>>>>>
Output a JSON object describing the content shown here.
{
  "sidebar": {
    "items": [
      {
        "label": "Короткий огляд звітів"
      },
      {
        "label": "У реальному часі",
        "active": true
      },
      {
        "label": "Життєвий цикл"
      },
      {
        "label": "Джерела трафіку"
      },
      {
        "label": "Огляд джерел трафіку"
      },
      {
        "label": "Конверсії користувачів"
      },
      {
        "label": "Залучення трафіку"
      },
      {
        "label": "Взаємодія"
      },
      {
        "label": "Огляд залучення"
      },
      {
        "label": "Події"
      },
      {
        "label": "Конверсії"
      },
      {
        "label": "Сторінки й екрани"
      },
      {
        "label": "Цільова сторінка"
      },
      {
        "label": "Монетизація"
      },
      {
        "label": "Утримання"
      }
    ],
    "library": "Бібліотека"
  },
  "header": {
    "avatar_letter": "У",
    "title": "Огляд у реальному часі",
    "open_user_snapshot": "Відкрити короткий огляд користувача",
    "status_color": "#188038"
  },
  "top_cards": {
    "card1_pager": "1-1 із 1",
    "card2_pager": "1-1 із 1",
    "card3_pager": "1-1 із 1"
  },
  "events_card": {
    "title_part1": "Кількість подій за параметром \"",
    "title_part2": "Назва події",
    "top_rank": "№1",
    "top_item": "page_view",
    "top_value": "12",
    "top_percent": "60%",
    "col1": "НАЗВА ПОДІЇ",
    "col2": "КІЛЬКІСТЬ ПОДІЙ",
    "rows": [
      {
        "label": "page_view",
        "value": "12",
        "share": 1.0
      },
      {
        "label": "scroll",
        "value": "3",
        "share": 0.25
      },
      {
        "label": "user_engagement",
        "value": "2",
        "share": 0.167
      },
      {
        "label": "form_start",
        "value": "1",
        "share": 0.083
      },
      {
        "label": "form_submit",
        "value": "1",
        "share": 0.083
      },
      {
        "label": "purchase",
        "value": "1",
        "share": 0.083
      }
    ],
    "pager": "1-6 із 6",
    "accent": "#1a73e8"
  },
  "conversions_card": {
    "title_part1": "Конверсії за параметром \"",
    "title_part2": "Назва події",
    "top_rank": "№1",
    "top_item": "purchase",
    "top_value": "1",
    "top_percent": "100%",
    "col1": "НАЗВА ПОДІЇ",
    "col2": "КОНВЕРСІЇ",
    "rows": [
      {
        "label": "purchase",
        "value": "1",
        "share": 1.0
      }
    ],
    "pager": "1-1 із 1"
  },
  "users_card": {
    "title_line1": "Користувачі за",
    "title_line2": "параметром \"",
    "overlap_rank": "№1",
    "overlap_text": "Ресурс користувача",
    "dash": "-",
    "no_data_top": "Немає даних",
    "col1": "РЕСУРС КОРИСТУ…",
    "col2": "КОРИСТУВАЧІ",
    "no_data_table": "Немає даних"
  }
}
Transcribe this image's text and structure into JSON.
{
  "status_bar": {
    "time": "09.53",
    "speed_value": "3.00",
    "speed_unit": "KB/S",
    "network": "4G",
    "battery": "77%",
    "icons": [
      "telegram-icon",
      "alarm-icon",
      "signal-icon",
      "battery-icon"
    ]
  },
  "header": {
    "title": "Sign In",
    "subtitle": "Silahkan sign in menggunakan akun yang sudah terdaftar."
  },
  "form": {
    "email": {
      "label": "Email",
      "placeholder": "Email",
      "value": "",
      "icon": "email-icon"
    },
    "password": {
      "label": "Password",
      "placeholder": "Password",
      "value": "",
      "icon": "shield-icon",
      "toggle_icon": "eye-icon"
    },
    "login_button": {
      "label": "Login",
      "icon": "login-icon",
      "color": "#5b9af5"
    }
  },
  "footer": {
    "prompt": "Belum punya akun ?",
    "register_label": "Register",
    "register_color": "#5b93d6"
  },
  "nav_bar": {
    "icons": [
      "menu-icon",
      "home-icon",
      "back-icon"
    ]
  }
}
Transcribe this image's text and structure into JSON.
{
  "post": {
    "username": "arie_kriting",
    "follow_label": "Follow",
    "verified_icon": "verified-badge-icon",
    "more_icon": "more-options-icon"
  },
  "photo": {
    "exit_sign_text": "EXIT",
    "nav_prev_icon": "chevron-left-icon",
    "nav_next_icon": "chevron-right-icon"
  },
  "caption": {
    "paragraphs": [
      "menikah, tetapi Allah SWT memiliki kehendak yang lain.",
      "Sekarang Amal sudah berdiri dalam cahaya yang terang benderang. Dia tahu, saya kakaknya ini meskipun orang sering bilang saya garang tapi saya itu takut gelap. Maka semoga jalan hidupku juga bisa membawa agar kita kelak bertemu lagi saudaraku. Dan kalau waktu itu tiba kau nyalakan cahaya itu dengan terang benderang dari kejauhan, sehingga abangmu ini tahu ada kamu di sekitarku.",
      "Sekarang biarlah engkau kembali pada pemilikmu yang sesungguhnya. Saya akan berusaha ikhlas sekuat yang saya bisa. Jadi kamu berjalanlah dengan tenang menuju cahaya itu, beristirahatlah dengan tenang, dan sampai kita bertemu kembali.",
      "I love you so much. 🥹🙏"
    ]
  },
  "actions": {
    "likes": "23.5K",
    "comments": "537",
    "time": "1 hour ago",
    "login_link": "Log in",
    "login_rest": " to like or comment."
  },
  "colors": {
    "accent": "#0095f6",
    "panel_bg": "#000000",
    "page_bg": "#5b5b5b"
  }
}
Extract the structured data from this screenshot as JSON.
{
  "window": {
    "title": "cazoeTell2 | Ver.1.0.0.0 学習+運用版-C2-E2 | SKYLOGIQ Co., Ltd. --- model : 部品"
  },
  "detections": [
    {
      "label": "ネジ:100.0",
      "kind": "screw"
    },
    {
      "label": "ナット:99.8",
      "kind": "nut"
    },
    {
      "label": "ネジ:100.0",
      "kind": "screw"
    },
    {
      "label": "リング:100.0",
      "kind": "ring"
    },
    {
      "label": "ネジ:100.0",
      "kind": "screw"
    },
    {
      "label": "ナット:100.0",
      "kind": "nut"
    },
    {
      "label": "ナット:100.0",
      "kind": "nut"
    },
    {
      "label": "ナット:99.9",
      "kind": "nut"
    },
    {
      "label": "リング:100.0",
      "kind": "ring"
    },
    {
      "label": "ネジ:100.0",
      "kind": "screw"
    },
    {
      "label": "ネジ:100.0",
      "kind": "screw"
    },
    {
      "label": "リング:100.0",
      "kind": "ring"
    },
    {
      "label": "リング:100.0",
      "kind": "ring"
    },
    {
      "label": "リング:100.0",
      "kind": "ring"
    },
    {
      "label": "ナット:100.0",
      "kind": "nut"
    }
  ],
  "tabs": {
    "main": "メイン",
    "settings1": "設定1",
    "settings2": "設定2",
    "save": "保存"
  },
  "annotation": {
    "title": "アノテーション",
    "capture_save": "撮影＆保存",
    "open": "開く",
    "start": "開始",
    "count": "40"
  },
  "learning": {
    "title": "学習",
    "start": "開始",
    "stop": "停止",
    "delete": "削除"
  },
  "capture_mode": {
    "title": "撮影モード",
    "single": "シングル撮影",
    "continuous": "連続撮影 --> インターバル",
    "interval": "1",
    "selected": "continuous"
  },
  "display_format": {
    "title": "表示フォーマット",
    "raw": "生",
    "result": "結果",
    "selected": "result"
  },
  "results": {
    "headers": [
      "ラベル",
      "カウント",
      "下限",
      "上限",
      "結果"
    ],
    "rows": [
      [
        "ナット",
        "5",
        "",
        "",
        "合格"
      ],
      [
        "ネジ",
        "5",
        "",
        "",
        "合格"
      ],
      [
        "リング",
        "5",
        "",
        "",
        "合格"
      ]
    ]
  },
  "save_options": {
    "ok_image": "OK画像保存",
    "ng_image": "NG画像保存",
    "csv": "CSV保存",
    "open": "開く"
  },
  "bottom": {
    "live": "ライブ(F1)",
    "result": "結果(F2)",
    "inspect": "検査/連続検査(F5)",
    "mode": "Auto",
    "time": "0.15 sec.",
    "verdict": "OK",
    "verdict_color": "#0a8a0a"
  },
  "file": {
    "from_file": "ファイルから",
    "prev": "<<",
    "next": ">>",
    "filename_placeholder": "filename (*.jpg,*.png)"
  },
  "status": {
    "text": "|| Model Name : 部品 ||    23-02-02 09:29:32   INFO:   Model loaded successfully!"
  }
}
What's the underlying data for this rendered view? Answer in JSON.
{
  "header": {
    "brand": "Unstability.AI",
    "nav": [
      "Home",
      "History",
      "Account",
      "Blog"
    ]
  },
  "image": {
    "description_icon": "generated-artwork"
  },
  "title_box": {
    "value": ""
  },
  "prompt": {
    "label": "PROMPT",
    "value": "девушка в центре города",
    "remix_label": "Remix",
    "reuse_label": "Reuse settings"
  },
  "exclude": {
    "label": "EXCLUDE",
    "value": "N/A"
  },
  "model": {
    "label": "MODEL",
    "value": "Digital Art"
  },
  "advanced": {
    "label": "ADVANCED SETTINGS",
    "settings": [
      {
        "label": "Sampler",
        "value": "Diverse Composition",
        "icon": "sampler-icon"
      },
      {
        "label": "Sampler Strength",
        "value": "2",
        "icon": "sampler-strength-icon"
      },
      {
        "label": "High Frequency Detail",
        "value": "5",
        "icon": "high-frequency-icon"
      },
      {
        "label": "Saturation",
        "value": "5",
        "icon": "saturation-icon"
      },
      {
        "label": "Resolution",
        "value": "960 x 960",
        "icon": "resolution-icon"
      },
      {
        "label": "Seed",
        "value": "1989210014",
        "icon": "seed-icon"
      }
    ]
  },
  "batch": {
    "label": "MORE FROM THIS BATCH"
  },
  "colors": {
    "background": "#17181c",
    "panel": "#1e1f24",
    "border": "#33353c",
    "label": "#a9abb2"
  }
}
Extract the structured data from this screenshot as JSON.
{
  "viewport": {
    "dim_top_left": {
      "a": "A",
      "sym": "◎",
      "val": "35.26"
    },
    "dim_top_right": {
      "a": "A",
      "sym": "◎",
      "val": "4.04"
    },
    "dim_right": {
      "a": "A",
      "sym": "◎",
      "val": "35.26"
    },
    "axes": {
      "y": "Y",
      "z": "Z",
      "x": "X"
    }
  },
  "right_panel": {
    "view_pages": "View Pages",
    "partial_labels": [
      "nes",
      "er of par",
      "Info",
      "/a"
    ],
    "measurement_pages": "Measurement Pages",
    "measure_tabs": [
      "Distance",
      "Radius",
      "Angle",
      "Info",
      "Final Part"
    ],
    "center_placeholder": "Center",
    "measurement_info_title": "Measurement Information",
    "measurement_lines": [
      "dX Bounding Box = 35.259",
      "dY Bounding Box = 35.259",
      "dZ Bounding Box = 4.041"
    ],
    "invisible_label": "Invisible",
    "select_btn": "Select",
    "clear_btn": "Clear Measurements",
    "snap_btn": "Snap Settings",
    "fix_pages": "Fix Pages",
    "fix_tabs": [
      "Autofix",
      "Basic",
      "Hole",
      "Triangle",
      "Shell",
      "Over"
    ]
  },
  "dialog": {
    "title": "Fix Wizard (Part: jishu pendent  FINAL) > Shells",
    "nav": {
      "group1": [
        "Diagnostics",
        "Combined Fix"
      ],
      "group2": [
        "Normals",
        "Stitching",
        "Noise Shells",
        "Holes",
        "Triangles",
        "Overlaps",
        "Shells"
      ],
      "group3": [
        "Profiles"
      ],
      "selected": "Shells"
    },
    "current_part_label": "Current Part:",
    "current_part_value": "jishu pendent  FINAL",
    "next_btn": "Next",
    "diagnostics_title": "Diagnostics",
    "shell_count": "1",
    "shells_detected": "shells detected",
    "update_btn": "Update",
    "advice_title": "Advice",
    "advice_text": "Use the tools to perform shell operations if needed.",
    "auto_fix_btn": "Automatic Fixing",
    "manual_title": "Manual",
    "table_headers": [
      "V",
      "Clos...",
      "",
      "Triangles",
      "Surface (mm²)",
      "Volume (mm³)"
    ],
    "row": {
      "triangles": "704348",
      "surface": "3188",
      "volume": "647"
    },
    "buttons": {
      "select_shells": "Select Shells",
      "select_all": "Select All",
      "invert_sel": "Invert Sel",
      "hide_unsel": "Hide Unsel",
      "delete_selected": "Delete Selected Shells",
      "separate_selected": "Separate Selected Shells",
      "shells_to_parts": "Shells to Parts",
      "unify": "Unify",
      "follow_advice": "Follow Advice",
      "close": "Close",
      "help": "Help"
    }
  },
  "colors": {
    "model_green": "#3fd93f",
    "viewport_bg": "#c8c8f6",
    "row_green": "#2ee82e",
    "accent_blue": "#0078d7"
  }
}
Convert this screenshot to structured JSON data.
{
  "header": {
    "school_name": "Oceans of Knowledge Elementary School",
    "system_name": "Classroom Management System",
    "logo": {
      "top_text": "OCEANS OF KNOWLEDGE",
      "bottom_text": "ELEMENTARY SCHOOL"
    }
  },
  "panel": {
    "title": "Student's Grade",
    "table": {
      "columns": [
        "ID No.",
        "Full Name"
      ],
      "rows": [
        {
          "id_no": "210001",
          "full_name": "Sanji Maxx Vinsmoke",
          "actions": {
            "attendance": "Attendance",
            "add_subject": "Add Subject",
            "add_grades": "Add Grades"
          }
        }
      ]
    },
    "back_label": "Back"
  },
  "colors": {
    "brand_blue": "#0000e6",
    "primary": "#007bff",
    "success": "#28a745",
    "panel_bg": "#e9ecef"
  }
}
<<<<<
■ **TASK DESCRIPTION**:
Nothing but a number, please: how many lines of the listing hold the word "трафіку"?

■ **RESPONSE TO THIS EXERCISE**:
3